◆ **The problem**: Reproduce the entries below exactly, but leave the pictures out.
━━━━━━━━━━
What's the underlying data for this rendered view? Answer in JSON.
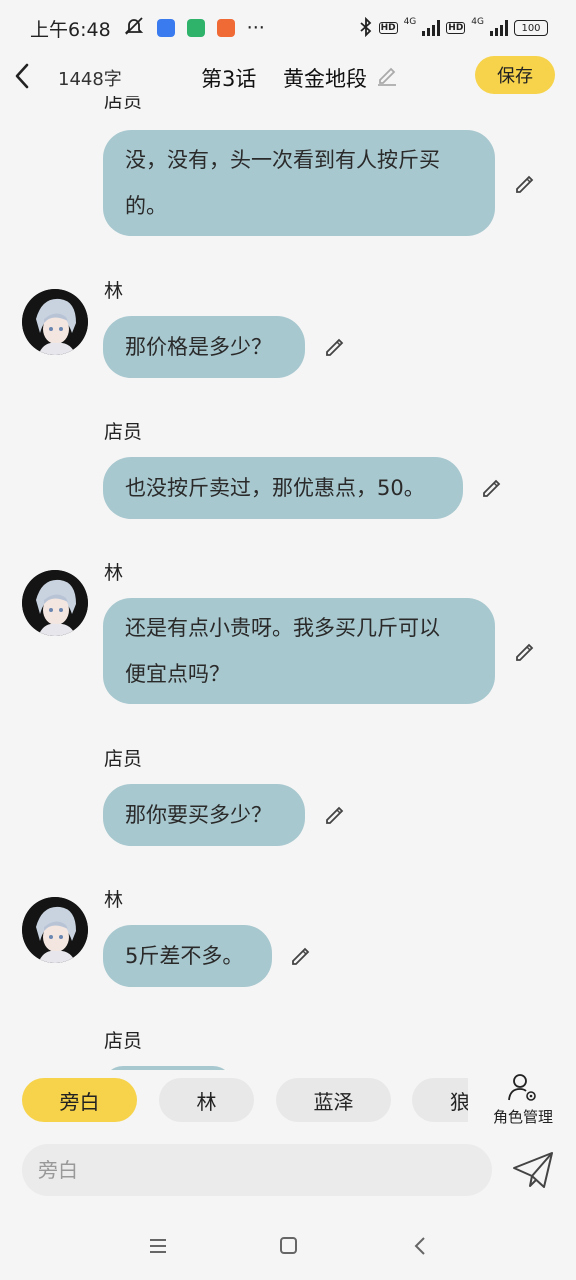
{
  "status_bar": {
    "time": "上午6:48",
    "net_label_1": "4G",
    "net_label_2": "4G",
    "hd_label_1": "HD",
    "hd_label_2": "HD",
    "battery": "100",
    "more": "···"
  },
  "header": {
    "word_count": "1448字",
    "chapter_no": "第3话",
    "chapter_title": "黄金地段",
    "save_label": "保存"
  },
  "messages": [
    {
      "speaker": "店员",
      "text_lines": [
        "没，没有，头一次看到有人按斤买",
        "的。"
      ],
      "has_avatar": false
    },
    {
      "speaker": "林",
      "text_lines": [
        "那价格是多少？"
      ],
      "has_avatar": true
    },
    {
      "speaker": "店员",
      "text_lines": [
        "也没按斤卖过，那优惠点，50。"
      ],
      "has_avatar": false
    },
    {
      "speaker": "林",
      "text_lines": [
        "还是有点小贵呀。我多买几斤可以",
        "便宜点吗？"
      ],
      "has_avatar": true
    },
    {
      "speaker": "店员",
      "text_lines": [
        "那你要买多少？"
      ],
      "has_avatar": false
    },
    {
      "speaker": "林",
      "text_lines": [
        "5斤差不多。"
      ],
      "has_avatar": true
    },
    {
      "speaker": "店员",
      "text_lines": [],
      "has_avatar": false
    }
  ],
  "roles": {
    "chips": [
      "旁白",
      "林",
      "蓝泽",
      "狼"
    ],
    "active_index": 0,
    "manage_label": "角色管理"
  },
  "composer": {
    "placeholder": "旁白"
  },
  "colors": {
    "accent": "#f6d34a",
    "bubble": "#a8c8cf",
    "background": "#f5f5f5"
  },
  "icons": {
    "back": "chevron-left-icon",
    "edit": "pencil-icon",
    "send": "paper-plane-icon",
    "role_manage": "user-gear-icon",
    "nav_menu": "menu-icon",
    "nav_home": "square-home-icon",
    "nav_back": "chevron-back-icon"
  }
}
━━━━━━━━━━
◆ **The answer**:
What's the underlying data for this rendered view? Answer in JSON.
{
  "status_bar": {
    "time": "上午6:48",
    "net_label_1": "4G",
    "net_label_2": "4G",
    "hd_label_1": "HD",
    "hd_label_2": "HD",
    "battery": "100",
    "more": "···"
  },
  "header": {
    "word_count": "1448字",
    "chapter_no": "第3话",
    "chapter_title": "黄金地段",
    "save_label": "保存"
  },
  "messages": [
    {
      "speaker": "店员",
      "text_lines": [
        "没，没有，头一次看到有人按斤买",
        "的。"
      ],
      "has_avatar": false
    },
    {
      "speaker": "林",
      "text_lines": [
        "那价格是多少？"
      ],
      "has_avatar": true
    },
    {
      "speaker": "店员",
      "text_lines": [
        "也没按斤卖过，那优惠点，50。"
      ],
      "has_avatar": false
    },
    {
      "speaker": "林",
      "text_lines": [
        "还是有点小贵呀。我多买几斤可以",
        "便宜点吗？"
      ],
      "has_avatar": true
    },
    {
      "speaker": "店员",
      "text_lines": [
        "那你要买多少？"
      ],
      "has_avatar": false
    },
    {
      "speaker": "林",
      "text_lines": [
        "5斤差不多。"
      ],
      "has_avatar": true
    },
    {
      "speaker": "店员",
      "text_lines": [],
      "has_avatar": false
    }
  ],
  "roles": {
    "chips": [
      "旁白",
      "林",
      "蓝泽",
      "狼"
    ],
    "active_index": 0,
    "manage_label": "角色管理"
  },
  "composer": {
    "placeholder": "旁白"
  },
  "colors": {
    "accent": "#f6d34a",
    "bubble": "#a8c8cf",
    "background": "#f5f5f5"
  },
  "icons": {
    "back": "chevron-left-icon",
    "edit": "pencil-icon",
    "send": "paper-plane-icon",
    "role_manage": "user-gear-icon",
    "nav_menu": "menu-icon",
    "nav_home": "square-home-icon",
    "nav_back": "chevron-back-icon"
  }
}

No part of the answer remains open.